▶ **ENTRIES SHOWN**

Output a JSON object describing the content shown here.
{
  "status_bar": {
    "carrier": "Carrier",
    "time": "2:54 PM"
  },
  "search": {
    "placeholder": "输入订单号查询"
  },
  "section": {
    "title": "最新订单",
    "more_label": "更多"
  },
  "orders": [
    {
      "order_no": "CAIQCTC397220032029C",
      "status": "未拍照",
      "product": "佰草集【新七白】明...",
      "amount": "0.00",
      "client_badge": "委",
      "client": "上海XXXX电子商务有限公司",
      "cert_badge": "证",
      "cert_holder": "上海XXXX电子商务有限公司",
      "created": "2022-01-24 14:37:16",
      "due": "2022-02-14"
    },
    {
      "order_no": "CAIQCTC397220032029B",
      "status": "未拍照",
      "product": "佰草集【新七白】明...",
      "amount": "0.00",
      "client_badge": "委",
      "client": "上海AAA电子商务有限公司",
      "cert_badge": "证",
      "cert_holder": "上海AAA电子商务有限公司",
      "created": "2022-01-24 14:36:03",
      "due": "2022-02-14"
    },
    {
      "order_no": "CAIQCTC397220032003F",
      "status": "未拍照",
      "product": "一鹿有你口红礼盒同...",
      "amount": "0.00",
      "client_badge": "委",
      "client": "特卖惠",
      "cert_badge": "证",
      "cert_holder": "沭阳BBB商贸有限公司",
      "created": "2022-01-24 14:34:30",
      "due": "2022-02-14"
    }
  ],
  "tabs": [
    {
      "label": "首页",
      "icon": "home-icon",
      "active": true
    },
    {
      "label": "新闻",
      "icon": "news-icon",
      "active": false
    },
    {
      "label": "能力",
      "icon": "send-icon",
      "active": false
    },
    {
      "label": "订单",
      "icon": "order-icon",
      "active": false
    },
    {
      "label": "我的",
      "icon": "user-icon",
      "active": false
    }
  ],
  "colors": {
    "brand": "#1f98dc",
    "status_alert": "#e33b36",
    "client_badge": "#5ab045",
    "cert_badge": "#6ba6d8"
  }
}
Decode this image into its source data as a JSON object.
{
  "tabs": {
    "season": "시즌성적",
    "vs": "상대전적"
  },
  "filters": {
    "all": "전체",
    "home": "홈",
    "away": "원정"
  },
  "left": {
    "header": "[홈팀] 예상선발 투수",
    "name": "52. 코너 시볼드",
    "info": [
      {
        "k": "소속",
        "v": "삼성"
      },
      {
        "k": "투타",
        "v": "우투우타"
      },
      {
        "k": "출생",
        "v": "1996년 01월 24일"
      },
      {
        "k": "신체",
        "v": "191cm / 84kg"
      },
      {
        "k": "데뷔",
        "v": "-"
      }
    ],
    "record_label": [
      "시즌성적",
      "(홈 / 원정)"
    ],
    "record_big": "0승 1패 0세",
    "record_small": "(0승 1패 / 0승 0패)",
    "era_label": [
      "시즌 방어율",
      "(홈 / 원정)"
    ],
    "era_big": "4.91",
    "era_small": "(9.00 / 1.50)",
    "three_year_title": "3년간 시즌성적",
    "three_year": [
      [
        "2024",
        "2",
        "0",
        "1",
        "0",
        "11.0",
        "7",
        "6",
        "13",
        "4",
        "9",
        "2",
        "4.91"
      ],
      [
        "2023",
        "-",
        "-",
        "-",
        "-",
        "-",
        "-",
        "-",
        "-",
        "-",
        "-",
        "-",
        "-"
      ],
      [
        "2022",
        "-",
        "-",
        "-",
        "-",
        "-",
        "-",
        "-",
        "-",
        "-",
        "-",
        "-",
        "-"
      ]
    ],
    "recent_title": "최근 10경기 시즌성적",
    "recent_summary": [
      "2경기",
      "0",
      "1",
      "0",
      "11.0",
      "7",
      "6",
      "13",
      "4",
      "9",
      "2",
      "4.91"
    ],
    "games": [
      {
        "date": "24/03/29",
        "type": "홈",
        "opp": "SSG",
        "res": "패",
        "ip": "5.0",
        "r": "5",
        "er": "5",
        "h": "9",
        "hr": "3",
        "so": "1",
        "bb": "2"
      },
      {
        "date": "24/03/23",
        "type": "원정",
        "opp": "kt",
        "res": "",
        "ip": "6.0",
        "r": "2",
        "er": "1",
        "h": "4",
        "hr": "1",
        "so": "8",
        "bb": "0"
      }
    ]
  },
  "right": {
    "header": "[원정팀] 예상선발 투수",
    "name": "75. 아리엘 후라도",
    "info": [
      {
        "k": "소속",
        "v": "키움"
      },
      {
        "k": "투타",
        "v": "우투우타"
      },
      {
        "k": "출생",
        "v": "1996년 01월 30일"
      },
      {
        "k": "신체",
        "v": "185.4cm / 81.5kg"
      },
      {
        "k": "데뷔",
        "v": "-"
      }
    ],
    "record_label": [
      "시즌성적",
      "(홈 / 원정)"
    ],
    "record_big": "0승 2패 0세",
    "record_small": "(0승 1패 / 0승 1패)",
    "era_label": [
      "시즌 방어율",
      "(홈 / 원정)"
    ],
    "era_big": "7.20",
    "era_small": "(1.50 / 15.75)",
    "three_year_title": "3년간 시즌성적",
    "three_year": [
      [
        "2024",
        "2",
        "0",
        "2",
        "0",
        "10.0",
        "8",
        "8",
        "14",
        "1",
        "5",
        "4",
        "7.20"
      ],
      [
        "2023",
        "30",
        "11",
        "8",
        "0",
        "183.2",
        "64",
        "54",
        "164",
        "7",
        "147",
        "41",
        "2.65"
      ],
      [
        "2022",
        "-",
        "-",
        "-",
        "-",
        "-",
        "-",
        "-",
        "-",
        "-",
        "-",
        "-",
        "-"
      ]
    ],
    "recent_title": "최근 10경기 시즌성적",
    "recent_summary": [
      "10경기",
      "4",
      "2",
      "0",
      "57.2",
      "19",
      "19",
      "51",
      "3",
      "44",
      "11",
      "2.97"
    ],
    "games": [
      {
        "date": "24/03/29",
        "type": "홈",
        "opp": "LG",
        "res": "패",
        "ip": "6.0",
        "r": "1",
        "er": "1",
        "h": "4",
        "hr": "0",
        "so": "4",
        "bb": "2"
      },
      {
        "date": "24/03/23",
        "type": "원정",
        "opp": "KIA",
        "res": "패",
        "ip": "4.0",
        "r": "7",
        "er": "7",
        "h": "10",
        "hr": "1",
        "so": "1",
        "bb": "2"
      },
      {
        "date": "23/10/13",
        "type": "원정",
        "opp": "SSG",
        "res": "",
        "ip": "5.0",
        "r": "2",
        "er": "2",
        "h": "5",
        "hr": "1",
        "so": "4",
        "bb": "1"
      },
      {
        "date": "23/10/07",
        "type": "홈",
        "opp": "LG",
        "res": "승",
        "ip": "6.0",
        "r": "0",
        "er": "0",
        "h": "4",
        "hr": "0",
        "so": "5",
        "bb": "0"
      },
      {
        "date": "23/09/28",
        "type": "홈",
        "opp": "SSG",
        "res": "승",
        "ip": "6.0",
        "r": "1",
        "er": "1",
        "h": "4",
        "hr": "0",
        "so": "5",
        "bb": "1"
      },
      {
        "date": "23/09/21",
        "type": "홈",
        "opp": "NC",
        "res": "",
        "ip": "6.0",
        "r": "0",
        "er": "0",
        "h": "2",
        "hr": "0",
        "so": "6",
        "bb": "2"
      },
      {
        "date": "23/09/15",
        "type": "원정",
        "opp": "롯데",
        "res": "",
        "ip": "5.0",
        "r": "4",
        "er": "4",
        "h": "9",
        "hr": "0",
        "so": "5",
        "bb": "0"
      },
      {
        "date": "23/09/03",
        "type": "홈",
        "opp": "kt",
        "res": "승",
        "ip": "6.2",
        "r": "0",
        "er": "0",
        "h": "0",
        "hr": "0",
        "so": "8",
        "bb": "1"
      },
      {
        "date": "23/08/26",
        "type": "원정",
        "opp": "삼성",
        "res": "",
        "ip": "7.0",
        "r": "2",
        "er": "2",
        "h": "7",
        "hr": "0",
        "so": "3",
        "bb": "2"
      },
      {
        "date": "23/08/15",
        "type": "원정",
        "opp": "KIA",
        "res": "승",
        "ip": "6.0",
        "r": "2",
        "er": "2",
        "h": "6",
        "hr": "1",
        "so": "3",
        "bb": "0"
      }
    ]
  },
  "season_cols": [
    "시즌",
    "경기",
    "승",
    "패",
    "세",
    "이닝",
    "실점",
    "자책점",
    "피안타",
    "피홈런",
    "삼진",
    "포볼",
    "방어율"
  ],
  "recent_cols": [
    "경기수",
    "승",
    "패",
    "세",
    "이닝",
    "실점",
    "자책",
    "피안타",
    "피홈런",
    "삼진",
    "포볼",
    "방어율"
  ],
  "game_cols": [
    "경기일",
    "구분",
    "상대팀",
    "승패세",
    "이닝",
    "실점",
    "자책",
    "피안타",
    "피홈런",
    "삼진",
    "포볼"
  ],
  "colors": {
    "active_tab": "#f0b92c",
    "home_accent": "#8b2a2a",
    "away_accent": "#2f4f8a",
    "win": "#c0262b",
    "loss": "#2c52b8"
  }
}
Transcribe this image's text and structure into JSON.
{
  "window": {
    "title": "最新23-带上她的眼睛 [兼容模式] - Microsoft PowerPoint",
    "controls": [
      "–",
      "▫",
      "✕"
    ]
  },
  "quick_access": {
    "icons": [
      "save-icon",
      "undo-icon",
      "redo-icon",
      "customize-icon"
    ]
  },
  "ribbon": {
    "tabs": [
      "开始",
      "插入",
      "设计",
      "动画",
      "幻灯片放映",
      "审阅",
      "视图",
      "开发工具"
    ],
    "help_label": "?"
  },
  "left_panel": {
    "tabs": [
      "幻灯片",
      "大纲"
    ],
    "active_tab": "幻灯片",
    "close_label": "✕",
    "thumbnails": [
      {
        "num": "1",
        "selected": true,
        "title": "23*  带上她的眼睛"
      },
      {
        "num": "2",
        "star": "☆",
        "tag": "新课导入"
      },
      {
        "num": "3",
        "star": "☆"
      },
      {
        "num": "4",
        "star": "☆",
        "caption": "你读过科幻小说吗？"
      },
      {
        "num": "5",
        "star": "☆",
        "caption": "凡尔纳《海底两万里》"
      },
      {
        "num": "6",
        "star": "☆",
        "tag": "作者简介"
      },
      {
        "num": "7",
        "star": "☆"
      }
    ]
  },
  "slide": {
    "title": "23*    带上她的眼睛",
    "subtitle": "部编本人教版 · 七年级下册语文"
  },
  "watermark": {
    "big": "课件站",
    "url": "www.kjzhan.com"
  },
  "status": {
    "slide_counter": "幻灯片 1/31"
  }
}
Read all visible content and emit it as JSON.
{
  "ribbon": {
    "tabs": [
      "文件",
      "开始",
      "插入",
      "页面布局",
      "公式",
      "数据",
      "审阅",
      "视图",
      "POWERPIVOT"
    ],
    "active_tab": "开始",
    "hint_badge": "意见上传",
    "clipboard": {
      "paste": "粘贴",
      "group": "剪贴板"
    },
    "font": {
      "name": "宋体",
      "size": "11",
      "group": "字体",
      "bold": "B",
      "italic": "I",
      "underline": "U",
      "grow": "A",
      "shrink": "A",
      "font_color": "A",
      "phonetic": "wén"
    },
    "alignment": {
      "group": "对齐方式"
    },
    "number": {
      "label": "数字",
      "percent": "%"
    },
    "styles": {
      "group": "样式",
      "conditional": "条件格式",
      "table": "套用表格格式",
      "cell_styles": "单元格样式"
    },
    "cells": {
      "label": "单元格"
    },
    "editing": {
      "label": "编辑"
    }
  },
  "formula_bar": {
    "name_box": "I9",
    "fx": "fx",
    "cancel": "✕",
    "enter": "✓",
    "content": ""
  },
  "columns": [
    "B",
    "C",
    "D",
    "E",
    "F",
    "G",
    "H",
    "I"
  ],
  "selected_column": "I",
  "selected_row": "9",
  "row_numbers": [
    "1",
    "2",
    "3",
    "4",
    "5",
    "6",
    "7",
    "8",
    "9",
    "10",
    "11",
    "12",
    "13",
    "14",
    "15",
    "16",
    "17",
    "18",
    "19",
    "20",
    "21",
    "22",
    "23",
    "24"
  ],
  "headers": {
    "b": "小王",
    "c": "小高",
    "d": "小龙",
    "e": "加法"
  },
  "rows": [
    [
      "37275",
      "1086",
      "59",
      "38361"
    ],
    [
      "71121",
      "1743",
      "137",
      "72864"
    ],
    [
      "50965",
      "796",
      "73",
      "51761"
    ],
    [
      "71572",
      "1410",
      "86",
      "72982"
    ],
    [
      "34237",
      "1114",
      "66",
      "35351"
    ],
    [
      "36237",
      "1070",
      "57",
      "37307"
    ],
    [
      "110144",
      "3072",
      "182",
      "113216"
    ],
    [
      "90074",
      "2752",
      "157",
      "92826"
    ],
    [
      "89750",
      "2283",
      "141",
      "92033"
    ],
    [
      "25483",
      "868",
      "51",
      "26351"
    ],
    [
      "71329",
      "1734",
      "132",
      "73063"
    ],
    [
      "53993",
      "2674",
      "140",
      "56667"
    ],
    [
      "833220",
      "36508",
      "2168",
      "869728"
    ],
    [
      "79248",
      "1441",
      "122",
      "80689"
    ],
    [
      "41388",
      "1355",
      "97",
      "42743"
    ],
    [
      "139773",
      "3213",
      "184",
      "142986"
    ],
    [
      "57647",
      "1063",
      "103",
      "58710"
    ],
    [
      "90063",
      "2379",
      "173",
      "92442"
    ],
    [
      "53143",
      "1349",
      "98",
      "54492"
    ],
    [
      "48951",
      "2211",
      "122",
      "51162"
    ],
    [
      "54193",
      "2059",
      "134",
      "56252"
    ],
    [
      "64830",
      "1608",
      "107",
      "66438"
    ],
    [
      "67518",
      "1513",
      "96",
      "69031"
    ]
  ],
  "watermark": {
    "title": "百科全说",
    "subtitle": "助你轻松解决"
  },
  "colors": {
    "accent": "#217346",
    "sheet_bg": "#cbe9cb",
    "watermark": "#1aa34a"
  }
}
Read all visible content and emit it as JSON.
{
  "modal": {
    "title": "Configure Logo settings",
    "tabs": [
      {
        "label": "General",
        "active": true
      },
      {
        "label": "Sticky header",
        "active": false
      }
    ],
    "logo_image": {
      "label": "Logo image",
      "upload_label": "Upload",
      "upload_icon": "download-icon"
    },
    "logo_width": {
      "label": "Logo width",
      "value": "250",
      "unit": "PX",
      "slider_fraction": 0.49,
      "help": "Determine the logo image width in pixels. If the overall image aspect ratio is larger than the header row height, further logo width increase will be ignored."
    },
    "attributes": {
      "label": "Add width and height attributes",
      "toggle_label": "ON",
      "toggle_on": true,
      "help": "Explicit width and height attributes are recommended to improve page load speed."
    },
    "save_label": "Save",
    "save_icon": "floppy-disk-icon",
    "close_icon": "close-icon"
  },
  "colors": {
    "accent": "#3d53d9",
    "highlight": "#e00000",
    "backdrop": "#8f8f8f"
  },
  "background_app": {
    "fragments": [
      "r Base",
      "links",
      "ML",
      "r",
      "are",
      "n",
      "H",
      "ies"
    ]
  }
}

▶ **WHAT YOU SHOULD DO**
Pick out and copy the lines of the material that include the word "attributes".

▶ **FINISHED TASK**
    "attributes": {
      "label": "Add width and height attributes",
      "help": "Explicit width and height attributes are recommended to improve page load speed."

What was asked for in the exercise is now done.